▶ **SUPPLIED MATERIAL**:

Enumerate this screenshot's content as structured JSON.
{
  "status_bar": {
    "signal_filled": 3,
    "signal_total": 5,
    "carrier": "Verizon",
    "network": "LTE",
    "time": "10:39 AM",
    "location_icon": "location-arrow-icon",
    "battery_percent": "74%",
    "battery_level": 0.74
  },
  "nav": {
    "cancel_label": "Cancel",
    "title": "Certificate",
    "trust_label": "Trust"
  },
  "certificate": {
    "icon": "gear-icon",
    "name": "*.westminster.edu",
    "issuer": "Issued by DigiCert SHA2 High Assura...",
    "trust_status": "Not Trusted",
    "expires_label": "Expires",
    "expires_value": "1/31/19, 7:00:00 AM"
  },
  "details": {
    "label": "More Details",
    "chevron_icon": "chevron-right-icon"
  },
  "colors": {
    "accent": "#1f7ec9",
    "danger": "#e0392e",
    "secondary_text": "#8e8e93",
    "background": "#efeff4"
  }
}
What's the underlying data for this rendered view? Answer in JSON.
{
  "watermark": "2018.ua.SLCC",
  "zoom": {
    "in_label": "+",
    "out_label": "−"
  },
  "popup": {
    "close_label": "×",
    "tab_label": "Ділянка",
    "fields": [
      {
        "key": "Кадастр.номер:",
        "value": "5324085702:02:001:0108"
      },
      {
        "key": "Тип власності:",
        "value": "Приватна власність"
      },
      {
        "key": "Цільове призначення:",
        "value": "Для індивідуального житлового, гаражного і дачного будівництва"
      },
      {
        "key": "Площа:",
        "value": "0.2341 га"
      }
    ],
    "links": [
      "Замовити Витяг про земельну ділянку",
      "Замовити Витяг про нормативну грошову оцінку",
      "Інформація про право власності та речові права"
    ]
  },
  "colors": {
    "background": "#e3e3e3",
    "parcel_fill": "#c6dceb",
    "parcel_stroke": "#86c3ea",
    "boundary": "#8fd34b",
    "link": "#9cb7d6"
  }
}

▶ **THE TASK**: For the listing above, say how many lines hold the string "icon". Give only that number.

▶ **ANSWER TO THIS PROBLEM**: 3